- RECORDS
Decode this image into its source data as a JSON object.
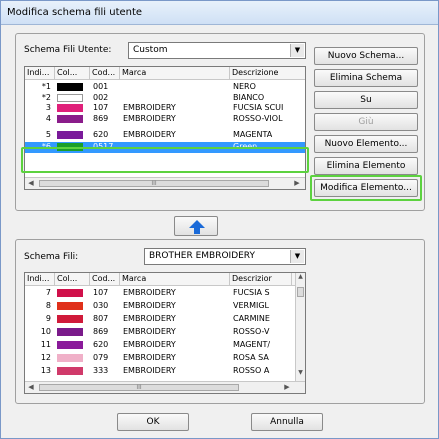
{
  "window": {
    "title": "Modifica schema fili utente"
  },
  "user_scheme": {
    "label": "Schema Fili Utente:",
    "select_value": "Custom",
    "columns": [
      "Indi...",
      "Col...",
      "Cod...",
      "Marca",
      "Descrizione"
    ],
    "rows": [
      {
        "index": "*1",
        "color": "#000000",
        "code": "001",
        "brand": "",
        "description": "NERO",
        "selected": false
      },
      {
        "index": "*2",
        "color": "#ffffff",
        "code": "002",
        "brand": "",
        "description": "BIANCO",
        "selected": false
      },
      {
        "index": "3",
        "color": "#e0207a",
        "code": "107",
        "brand": "EMBROIDERY",
        "description": "FUCSIA SCUI",
        "selected": false
      },
      {
        "index": "4",
        "color": "#8a1c8a",
        "code": "869",
        "brand": "EMBROIDERY",
        "description": "ROSSO-VIOL",
        "selected": false
      },
      {
        "index": "5",
        "color": "#7a1a9a",
        "code": "620",
        "brand": "EMBROIDERY",
        "description": "MAGENTA",
        "selected": false
      },
      {
        "index": "*6",
        "color": "#1a9e2a",
        "code": "0517",
        "brand": "",
        "description": "Green",
        "selected": true
      }
    ],
    "scroll_thumb": "III"
  },
  "side_buttons": {
    "new_scheme": "Nuovo Schema...",
    "delete_scheme": "Elimina Schema",
    "up": "Su",
    "down": "Giù",
    "new_element": "Nuovo Elemento...",
    "delete_element": "Elimina Elemento",
    "edit_element": "Modifica Elemento..."
  },
  "thread_scheme": {
    "label": "Schema Fili:",
    "select_value": "BROTHER EMBROIDERY",
    "columns": [
      "Indi...",
      "Col...",
      "Cod...",
      "Marca",
      "Descrizior"
    ],
    "rows": [
      {
        "index": "7",
        "color": "#d0104a",
        "code": "107",
        "brand": "EMBROIDERY",
        "description": "FUCSIA S"
      },
      {
        "index": "8",
        "color": "#e0301a",
        "code": "030",
        "brand": "EMBROIDERY",
        "description": "VERMIGL"
      },
      {
        "index": "9",
        "color": "#d01a3a",
        "code": "807",
        "brand": "EMBROIDERY",
        "description": "CARMINE"
      },
      {
        "index": "10",
        "color": "#7a1a8a",
        "code": "869",
        "brand": "EMBROIDERY",
        "description": "ROSSO-V"
      },
      {
        "index": "11",
        "color": "#8a1a9a",
        "code": "620",
        "brand": "EMBROIDERY",
        "description": "MAGENT/"
      },
      {
        "index": "12",
        "color": "#f0b0c8",
        "code": "079",
        "brand": "EMBROIDERY",
        "description": "ROSA SA"
      },
      {
        "index": "13",
        "color": "#d03a6a",
        "code": "333",
        "brand": "EMBROIDERY",
        "description": "ROSSO A"
      }
    ],
    "scroll_thumb": "III"
  },
  "footer": {
    "ok": "OK",
    "cancel": "Annulla"
  },
  "colors": {
    "selection": "#3399ff",
    "highlight": "#5cd23f",
    "arrow": "#1a6ad8"
  },
  "icons": {
    "up_arrow": "up-arrow-icon"
  }
}
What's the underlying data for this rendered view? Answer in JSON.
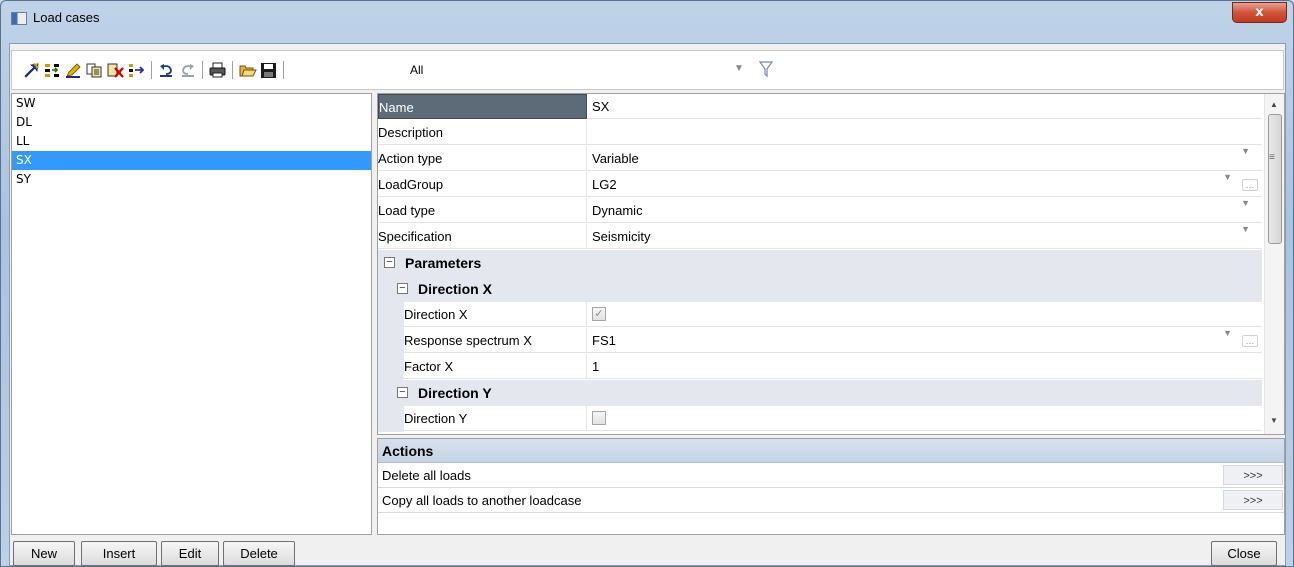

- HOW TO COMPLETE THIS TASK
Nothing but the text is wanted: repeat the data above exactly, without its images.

- TASK RESULT
Decode this image into its source data as a JSON object.
{
  "window": {
    "title": "Modifica schema fili utente"
  },
  "user_scheme": {
    "label": "Schema Fili Utente:",
    "select_value": "Custom",
    "columns": [
      "Indi...",
      "Col...",
      "Cod...",
      "Marca",
      "Descrizione"
    ],
    "rows": [
      {
        "index": "*1",
        "color": "#000000",
        "code": "001",
        "brand": "",
        "description": "NERO",
        "selected": false
      },
      {
        "index": "*2",
        "color": "#ffffff",
        "code": "002",
        "brand": "",
        "description": "BIANCO",
        "selected": false
      },
      {
        "index": "3",
        "color": "#e0207a",
        "code": "107",
        "brand": "EMBROIDERY",
        "description": "FUCSIA SCUI",
        "selected": false
      },
      {
        "index": "4",
        "color": "#8a1c8a",
        "code": "869",
        "brand": "EMBROIDERY",
        "description": "ROSSO-VIOL",
        "selected": false
      },
      {
        "index": "5",
        "color": "#7a1a9a",
        "code": "620",
        "brand": "EMBROIDERY",
        "description": "MAGENTA",
        "selected": false
      },
      {
        "index": "*6",
        "color": "#1a9e2a",
        "code": "0517",
        "brand": "",
        "description": "Green",
        "selected": true
      }
    ],
    "scroll_thumb": "III"
  },
  "side_buttons": {
    "new_scheme": "Nuovo Schema...",
    "delete_scheme": "Elimina Schema",
    "up": "Su",
    "down": "Giù",
    "new_element": "Nuovo Elemento...",
    "delete_element": "Elimina Elemento",
    "edit_element": "Modifica Elemento..."
  },
  "thread_scheme": {
    "label": "Schema Fili:",
    "select_value": "BROTHER EMBROIDERY",
    "columns": [
      "Indi...",
      "Col...",
      "Cod...",
      "Marca",
      "Descrizior"
    ],
    "rows": [
      {
        "index": "7",
        "color": "#d0104a",
        "code": "107",
        "brand": "EMBROIDERY",
        "description": "FUCSIA S"
      },
      {
        "index": "8",
        "color": "#e0301a",
        "code": "030",
        "brand": "EMBROIDERY",
        "description": "VERMIGL"
      },
      {
        "index": "9",
        "color": "#d01a3a",
        "code": "807",
        "brand": "EMBROIDERY",
        "description": "CARMINE"
      },
      {
        "index": "10",
        "color": "#7a1a8a",
        "code": "869",
        "brand": "EMBROIDERY",
        "description": "ROSSO-V"
      },
      {
        "index": "11",
        "color": "#8a1a9a",
        "code": "620",
        "brand": "EMBROIDERY",
        "description": "MAGENT/"
      },
      {
        "index": "12",
        "color": "#f0b0c8",
        "code": "079",
        "brand": "EMBROIDERY",
        "description": "ROSA SA"
      },
      {
        "index": "13",
        "color": "#d03a6a",
        "code": "333",
        "brand": "EMBROIDERY",
        "description": "ROSSO A"
      }
    ],
    "scroll_thumb": "III"
  },
  "footer": {
    "ok": "OK",
    "cancel": "Annulla"
  },
  "colors": {
    "selection": "#3399ff",
    "highlight": "#5cd23f",
    "arrow": "#1a6ad8"
  },
  "icons": {
    "up_arrow": "up-arrow-icon"
  }
}
What's the underlying data for this rendered view? Answer in JSON.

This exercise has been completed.